REAL FRIENDS by Shannon Hale and LeUyen Pham, is a graphic novel, a biography, of Shannon's intermediate grade experiences. It includes stories of friends who become "not friends," being part of groups, and not being part of groups, getting glasses, bullies, loneliness, making new friends. All of those intermediate grade experiences that are so much a part of kids' lives, and so, so, so hard.

On a teaching note, REAL FRIENDS includes a lot of short, episodic stories. I can see myself using it during a unit on personal narratives. Kids could tell their friendship stories in graphic novel format, then move to a more traditional personal narrative.

I'm thinking this is a book I'm going to be replacing pretty regularly. I suspect it's going to get read a lot!

Tuesday, May 16, 2017


Mother's Day. I'm feeling a little down. There will be no cards or flowers or dinners out or even burgers on the grill at home. My boys don't do holidays.

I do holidays, at least a little, and I'm going to Colorado Springs to have brunch with my mom. I grab my keys, head out the door, and then I see him. David.  He has mowed my lawn for years. His mom lived down the street for over half a century. He lived with her, at least most of the time. Recently, she moved into assisted living, and he's living on the streets. This morning, he looks like he has probably been out all night. He is more than a little rumpled. Wearing a backpack. A sleeping bag hangs from the handlebars of his bike.

I never know what to say to him. Everything seems so trite when he is so lost and so alone. We talk about the lawn. It needs cut. I ask if he will see him mom. He tells me he won't. I think it's probably a pretty long bus ride across town. He tells me he wants to find a church to try, and I tell him there is a new one at the school down the street.

I want to do something, but I don't know what that would be. We make plans for the next yard work, and I tell him to take care. Wave goodbye.

I have to make a quick stop on my way to Colorado Springs. I have some boxes that need recycled. They are too big for my bin, so I want to drop them off at a recycling dumpster at a park not too far from my house.

And then I see them. The car is from out of state, and loaded down with boxes on the seat and a luggage rack on the top. A woman is in the driver's seat, small children are in the back. She looks old to be their mom. Maybe her grandchildren?  I wonder if they are living in the car.
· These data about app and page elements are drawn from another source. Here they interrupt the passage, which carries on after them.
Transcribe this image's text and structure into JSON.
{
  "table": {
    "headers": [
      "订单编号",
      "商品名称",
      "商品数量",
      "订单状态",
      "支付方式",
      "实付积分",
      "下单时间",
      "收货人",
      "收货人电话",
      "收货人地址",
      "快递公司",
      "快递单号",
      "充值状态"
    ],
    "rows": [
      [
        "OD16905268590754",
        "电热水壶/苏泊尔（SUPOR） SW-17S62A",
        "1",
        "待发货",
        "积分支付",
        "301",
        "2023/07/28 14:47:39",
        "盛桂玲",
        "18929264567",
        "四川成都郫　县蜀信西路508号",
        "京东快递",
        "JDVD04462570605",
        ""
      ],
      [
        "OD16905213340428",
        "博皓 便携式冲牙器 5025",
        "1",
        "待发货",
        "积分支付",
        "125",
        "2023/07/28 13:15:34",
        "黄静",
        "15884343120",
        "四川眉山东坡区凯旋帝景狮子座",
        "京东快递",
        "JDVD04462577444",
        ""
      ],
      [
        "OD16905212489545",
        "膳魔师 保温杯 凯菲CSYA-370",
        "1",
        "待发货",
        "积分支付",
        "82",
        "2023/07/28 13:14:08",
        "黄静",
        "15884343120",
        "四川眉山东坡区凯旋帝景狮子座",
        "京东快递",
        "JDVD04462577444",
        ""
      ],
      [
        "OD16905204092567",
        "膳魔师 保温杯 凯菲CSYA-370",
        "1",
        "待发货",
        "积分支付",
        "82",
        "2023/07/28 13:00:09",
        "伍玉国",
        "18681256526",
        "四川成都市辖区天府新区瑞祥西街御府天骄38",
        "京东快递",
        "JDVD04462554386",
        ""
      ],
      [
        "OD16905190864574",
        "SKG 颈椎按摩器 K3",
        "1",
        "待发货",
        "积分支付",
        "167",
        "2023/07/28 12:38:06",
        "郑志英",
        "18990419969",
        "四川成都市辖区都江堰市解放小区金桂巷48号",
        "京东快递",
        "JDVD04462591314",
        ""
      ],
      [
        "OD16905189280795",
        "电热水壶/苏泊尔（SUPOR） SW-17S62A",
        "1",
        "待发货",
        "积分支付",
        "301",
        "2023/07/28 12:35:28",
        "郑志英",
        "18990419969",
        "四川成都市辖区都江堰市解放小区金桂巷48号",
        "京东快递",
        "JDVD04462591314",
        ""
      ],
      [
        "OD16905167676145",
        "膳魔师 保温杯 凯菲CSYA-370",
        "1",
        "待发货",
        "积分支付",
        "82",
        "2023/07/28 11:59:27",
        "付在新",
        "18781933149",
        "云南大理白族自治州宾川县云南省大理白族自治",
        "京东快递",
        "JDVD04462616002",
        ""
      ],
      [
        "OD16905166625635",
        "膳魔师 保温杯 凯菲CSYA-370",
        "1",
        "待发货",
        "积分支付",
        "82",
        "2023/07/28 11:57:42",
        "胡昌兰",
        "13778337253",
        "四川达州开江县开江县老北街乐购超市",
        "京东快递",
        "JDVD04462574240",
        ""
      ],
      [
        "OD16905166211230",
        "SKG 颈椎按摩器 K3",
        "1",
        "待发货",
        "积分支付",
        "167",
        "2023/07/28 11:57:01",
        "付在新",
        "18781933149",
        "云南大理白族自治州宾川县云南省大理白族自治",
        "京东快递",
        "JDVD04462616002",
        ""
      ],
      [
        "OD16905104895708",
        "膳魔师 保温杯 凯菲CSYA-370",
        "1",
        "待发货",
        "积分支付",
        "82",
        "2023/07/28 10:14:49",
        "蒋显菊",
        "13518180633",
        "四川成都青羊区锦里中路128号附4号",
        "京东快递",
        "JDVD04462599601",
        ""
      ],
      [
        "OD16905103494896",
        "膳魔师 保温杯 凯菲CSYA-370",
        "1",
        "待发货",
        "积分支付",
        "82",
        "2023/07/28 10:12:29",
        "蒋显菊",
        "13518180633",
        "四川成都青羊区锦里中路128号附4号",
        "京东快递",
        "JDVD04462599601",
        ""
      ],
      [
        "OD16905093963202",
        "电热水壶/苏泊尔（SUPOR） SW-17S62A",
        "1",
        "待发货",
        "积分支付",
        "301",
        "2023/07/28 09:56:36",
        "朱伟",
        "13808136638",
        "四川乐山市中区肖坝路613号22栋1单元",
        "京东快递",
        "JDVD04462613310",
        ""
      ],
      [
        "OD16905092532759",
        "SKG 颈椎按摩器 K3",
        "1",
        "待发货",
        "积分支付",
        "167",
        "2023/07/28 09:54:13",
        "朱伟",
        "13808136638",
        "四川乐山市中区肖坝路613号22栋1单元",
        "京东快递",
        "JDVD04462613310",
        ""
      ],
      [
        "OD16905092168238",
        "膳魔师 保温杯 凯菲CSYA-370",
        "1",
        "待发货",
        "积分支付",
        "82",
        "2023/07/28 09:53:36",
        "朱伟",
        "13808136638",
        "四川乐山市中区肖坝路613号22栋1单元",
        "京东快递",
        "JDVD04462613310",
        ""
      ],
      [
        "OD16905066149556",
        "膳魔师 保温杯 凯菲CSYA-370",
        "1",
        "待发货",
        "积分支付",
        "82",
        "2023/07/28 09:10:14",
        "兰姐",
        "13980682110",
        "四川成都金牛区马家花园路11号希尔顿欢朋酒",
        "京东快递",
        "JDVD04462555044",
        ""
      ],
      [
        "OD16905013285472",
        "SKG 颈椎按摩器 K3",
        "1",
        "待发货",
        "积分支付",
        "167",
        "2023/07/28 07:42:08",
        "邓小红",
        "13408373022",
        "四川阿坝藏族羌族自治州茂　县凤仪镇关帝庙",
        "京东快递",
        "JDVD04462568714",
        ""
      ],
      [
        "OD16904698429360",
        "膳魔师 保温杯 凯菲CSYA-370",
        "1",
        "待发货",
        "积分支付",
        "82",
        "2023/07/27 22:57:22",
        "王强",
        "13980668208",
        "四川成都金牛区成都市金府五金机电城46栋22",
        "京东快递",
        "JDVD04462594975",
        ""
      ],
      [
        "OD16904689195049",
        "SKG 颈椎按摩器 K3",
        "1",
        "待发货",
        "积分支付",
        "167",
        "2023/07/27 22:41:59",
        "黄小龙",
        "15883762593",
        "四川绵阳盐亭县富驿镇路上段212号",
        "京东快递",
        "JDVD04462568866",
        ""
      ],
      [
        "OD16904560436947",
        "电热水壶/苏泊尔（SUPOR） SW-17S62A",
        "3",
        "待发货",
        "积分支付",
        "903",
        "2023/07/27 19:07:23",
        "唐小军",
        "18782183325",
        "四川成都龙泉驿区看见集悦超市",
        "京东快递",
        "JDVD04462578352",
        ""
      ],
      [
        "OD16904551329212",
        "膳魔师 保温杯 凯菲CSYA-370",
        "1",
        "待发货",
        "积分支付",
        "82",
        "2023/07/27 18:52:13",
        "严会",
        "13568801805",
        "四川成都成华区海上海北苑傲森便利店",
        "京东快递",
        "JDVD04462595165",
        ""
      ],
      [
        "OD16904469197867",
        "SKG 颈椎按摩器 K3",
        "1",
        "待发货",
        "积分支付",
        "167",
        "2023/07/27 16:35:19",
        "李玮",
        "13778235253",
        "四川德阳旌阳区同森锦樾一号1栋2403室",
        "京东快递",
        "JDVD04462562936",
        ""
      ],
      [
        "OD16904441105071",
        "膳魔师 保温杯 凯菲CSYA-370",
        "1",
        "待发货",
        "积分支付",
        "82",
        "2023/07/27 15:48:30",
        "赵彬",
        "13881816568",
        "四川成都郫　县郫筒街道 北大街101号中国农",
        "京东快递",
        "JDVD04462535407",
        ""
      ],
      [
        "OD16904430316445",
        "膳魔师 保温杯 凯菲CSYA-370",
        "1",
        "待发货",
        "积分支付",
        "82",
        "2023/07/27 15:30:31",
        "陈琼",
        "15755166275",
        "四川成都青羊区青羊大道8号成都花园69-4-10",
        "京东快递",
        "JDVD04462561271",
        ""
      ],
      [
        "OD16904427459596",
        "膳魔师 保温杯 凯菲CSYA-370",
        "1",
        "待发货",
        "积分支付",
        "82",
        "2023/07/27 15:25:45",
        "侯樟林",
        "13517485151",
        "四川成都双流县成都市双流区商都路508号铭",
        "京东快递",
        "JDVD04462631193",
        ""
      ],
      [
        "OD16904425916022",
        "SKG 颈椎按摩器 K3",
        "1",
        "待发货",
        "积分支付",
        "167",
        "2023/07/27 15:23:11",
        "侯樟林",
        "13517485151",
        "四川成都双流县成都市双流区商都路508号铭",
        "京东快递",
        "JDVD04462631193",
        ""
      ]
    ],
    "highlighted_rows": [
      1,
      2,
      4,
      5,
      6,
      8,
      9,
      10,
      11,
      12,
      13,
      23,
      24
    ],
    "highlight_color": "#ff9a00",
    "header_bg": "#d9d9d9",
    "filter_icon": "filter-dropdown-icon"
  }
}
I drag my boxes out of the car and walk around the back of their car to put the boxes in the dumpster. I almost run into a man, pulling a royal blue shirt over his head. I know those shirts, they are the uniforms for a local amusement park, and many of our parents work there. I wonder if this man is trying to support his family on the barely above minimum wage pay most of the workers earn.

And again, I do not know what to say. I make small talk. Say it's a beautiful day. Say there will probably be lots of people at the amusement park. He wishes me a happy Mother's Day.

I drive away, wondering how I could be so ungrateful when I have so, so, so many blessings in my life. Starting with a roof over my head.

Tuesday, May 9, 2017


Tomorrow, I am triple booked.


Before noon.

We have faculty meeting tomorrow at 7:15.

Like we do every Wednesday.

Except my principal retired midyear and we kind of haven't had regular meetings for the past few weeks. So this morning, when someone asked me if I could attend another meeting, I said sure, I could come.

And then I found out we really are having a faculty meeting.

An then I also remembered I had said I would help with playground coverage, because we are doing teacher appreciation this week. And tomorrow morning we are having a breakfast for the paras.

Except the paras do morning recess duty. So the leadership team offered to cover the duty.

And I'm on the leadership team.

So now I'm triple booked.

Before 8 a.m.

And then again at 10. I have a regularly scheduled meeting at 10:10 on Wednesdays.

And I'm supposed to be testing kindergarteners, which is taking way, way, way longer than I hoped it would.

And then my new principal emailed and I told him sure, I could meet at 10:30.

So I'm triple booked twice.

Before lunch.

I really hate this time of year.